Ahh New Zealand; the magical land where perfect scenery and perfect architecture collide. This week’s shining example is a residential home by Cheshire Architects, with interior design by Terry Hunziker, photographed by Seattle based Aaron Leitz.
Aaron’s architectural photographs cast a strange magic over me this week, and I found myself coming back to his website time and time again. Each and every image looks as if it could be the cover shot on the cover of your favorite architectural or design magazine. Full to the gills with delicate color palates, thoughtful compositions, and gorgeous light, this Project of the Week is no exception. I mean, just look at this opening image of Hilltop House!
Let’s kick off with wide view of Hilltop House. Aaron frames the building perfectly between the two trees in the foreground. Look how there is no overlap even by the smallest leaves. This careful spacing and attention to detail give the house some breathing room, all while funneling our eyes right to the center of the frame. The beautiful light spilling across the lawn illuminates the home and shows off its massing.
I love three key things about this next frame. The first is that this is a beautiful one-point perspective that focuses on the living area of the house, while still eluding to the rest of the structure as well as the lawn and million-dollar view (well…presumably multi-million dollar view). The second great thing is Aaron’s post-processing style. This photograph maintains a punchy and well-colored feel while actually being quite neutral. The greens in the grass and the trees are actually quite cool and desaturated, yet they look lifelike. This contributes to the images crisp yet gentle feel. Above all else, I love that Aaron framed up that tiny island in the living room window. It pulls our eyes right through the home and gives great depth to the image.
Despite the tree filling up a good chunk of the frame, a subtle gradient (as well as the framing created by that tree) puts our focus on the stone observatory. The rich texture of the stone is brought out by the light washing over it. While the observatory itself is lit pretty brightly, the roofline and structural supports create interesting shadows on the rest of the house. It’s awesome how Aaron can take a relatively busy scene and drive our eyes right where he wants them.
Inside Hilltop House, beautiful light washes through the spaces. Subtle textures are pulled out of the wood grain and furniture. A hard shadow at the foot of the bed gives visual interest, but soft shadows and even light are present in the rest of the frame.
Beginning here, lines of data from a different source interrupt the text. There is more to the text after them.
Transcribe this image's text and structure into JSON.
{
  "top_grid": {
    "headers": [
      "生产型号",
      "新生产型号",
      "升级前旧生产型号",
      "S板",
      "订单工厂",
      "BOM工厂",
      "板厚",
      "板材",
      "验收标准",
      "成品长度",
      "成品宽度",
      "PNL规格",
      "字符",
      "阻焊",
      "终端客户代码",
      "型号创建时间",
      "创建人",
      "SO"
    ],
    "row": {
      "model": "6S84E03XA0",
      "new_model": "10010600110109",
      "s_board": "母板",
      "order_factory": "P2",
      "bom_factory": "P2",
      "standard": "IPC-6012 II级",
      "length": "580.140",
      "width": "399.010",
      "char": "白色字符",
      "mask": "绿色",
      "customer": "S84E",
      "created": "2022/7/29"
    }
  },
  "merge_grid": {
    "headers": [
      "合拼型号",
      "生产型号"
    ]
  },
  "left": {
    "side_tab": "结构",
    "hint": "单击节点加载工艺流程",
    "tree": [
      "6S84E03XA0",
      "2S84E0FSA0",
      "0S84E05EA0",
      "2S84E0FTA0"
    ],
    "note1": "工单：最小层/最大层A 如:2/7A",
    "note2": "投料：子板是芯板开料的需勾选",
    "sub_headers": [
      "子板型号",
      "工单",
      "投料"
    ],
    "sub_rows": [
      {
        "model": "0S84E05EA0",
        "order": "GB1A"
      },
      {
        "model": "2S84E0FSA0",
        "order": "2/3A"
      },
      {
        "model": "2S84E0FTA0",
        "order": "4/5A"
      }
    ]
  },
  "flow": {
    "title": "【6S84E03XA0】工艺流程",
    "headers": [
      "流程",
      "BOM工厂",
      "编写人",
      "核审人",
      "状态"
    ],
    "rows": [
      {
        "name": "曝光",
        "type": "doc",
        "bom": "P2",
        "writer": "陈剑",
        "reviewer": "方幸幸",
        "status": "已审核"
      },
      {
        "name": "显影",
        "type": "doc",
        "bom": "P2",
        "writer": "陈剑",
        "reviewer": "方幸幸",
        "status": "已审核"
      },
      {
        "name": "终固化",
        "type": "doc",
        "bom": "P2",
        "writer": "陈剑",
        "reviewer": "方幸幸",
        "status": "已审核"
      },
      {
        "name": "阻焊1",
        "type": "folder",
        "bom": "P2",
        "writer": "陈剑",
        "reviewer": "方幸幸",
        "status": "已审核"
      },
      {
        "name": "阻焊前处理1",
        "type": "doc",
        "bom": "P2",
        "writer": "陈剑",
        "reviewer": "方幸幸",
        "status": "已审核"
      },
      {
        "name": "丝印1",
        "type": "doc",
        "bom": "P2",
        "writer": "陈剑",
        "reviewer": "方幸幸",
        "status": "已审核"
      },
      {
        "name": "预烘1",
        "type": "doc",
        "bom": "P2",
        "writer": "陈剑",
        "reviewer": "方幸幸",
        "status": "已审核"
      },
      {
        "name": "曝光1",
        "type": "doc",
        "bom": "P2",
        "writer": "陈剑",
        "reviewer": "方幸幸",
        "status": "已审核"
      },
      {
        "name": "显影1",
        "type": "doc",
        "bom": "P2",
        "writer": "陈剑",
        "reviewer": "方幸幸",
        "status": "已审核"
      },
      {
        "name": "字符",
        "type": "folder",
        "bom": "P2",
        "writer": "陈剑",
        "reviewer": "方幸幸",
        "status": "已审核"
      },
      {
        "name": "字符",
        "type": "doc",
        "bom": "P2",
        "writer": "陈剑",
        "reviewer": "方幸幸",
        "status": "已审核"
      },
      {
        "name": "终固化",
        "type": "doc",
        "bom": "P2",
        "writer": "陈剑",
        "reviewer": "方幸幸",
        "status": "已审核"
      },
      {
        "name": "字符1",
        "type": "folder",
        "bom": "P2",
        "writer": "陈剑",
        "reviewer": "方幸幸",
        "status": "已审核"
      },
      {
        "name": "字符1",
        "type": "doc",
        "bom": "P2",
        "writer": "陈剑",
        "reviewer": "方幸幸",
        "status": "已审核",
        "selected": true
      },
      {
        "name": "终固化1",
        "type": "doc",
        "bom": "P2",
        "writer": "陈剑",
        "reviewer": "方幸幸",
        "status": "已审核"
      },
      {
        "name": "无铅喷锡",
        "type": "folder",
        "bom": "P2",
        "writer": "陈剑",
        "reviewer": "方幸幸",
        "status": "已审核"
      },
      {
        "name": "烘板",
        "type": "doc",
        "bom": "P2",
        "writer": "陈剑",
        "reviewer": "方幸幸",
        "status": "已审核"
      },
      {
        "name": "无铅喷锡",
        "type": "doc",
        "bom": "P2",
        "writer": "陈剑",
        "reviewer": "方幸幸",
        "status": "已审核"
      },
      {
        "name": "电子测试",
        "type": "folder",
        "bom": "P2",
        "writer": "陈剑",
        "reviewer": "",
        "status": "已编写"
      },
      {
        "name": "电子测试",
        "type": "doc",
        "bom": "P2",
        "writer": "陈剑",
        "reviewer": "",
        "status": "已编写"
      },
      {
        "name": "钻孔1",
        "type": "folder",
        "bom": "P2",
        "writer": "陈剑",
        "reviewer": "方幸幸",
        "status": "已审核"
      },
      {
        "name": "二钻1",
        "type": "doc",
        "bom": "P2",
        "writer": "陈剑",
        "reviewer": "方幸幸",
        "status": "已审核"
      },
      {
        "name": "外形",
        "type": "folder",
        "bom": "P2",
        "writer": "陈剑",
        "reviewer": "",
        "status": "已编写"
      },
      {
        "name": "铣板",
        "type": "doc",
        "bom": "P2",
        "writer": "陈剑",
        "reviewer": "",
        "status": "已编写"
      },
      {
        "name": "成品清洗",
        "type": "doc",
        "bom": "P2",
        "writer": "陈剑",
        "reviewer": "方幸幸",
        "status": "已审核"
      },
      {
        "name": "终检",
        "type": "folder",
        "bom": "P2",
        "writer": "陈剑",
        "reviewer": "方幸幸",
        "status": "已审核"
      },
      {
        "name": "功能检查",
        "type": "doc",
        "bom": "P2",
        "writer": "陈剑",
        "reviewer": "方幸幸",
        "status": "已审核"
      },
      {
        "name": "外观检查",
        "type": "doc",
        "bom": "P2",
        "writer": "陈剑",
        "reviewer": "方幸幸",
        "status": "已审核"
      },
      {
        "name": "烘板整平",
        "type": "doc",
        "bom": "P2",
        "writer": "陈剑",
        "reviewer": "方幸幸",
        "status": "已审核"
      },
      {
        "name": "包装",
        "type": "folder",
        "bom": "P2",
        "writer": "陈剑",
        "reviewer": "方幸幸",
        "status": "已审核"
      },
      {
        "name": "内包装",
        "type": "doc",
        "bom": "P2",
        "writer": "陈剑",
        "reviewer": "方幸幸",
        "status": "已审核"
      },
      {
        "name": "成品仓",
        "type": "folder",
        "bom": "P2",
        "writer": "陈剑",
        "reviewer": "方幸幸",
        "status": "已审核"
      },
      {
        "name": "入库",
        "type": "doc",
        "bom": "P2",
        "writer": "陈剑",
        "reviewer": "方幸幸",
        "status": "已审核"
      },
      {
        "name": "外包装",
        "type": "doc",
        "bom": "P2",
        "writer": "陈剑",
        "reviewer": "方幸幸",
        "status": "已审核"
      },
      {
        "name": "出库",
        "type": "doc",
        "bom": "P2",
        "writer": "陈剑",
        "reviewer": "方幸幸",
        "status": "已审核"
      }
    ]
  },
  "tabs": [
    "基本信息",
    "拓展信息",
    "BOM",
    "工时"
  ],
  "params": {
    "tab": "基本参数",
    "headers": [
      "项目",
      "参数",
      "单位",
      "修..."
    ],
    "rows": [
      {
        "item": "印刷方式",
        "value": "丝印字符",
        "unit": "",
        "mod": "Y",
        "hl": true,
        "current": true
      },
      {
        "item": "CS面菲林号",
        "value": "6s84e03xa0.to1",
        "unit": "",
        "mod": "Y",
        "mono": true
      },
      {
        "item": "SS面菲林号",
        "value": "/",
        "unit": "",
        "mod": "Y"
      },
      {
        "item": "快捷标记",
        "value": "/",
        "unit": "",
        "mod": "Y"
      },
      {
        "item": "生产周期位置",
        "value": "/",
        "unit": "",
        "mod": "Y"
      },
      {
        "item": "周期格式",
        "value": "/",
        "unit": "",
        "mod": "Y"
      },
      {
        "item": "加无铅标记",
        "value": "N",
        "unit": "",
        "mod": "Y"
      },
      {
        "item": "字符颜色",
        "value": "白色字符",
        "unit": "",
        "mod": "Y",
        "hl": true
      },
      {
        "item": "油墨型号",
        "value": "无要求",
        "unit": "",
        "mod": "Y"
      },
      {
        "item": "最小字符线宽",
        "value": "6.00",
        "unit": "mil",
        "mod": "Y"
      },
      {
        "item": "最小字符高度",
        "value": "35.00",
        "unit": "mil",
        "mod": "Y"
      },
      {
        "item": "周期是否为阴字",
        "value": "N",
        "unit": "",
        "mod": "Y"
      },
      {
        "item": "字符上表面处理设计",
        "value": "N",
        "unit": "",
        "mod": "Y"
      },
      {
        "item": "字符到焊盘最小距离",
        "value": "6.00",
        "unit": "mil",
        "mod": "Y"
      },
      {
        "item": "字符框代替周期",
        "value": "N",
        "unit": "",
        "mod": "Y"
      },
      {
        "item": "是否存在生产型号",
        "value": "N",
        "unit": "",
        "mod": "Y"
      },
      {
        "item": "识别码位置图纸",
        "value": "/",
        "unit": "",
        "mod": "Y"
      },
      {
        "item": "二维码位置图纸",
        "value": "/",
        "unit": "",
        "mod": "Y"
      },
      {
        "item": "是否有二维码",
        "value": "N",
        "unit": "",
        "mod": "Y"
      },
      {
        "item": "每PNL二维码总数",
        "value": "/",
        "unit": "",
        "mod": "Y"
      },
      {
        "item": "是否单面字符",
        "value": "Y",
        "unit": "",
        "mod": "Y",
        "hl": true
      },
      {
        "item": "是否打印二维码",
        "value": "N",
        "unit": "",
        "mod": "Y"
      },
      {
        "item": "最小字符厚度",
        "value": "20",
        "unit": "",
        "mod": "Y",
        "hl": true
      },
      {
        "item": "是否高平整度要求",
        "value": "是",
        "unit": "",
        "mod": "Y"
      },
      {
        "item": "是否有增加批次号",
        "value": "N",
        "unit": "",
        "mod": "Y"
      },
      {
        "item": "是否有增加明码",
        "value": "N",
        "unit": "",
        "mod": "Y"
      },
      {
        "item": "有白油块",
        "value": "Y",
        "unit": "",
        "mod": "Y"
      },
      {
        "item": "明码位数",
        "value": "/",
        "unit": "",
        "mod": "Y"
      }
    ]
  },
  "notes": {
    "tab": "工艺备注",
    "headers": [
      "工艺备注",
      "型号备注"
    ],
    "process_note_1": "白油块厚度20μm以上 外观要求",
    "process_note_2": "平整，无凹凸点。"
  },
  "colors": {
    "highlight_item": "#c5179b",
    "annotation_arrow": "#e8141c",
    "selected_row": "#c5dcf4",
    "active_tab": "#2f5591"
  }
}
Over inside the observatory, a bright blue sky creates contrast against the warm and neutral color of the concrete.
Aaron’s use of framing and foreground elements throughout this whole series is just top-notch. Visual anchors like the corner of the counter — or even the door frame and the tree in the images above — give context to the space and guide us through the home. This is a beautiful low key image with great balance between the interior and the view outside the windows. Both feel a bit on the dark side, but with those hard highlights streaming in, this is exactly how I expect the dining room to look in real life.
We’ll wrap up Project of the Week with this lovely image. This thoughtful one-point perspective shows the scale of the room by layering furniture and design elements throughout the space. I appreciate the quality of light pouring in through that set of windows on the right-hand side, and how it rakes across the fireplace. Look at the way the texture in the stone is pulled out, and how the room is awash with warm evening light.
Many thanks to Aaron Leitz for sharing his project of Cheshire Architect’s Hilltop House with us. You can view more of Aarons beautiful work on his website: aaronleitz.com or his Instagram @aaronleitz.
If you have a project you’d like to be considered for Project of the Week, you can submit it here.